Whenever a line in the records below contains "title", pick it out.

■ ■ ■ ■ ■

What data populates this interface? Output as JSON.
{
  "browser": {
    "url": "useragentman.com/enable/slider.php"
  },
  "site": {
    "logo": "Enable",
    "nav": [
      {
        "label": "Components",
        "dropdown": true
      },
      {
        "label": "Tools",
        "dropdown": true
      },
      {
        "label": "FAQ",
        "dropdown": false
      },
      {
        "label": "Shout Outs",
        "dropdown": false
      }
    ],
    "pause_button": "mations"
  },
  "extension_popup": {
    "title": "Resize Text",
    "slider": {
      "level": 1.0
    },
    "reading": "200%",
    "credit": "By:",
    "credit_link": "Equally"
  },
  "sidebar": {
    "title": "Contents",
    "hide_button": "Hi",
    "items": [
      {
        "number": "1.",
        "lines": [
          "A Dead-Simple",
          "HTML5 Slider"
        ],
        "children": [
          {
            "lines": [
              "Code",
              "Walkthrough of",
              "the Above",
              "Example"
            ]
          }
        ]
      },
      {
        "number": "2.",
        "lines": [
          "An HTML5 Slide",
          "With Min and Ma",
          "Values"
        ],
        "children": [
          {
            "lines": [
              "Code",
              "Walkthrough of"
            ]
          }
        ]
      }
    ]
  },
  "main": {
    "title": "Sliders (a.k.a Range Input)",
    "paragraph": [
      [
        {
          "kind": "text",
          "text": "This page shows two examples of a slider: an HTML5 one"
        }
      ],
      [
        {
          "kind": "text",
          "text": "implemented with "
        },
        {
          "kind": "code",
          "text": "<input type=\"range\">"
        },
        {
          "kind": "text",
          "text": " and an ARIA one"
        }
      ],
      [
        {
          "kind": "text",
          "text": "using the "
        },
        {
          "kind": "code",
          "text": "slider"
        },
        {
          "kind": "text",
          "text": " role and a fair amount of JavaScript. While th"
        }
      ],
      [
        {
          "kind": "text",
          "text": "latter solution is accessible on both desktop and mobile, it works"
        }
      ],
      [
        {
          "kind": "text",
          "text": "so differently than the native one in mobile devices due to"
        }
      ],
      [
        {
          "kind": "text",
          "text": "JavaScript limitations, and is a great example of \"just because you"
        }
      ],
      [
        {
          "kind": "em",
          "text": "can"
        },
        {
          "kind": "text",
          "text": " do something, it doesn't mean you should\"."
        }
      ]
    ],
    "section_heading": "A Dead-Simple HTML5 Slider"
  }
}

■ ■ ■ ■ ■

Solution to this problem:
    "title": "Resize Text",
    "title": "Contents",
    "title": "Sliders (a.k.a Range Input)",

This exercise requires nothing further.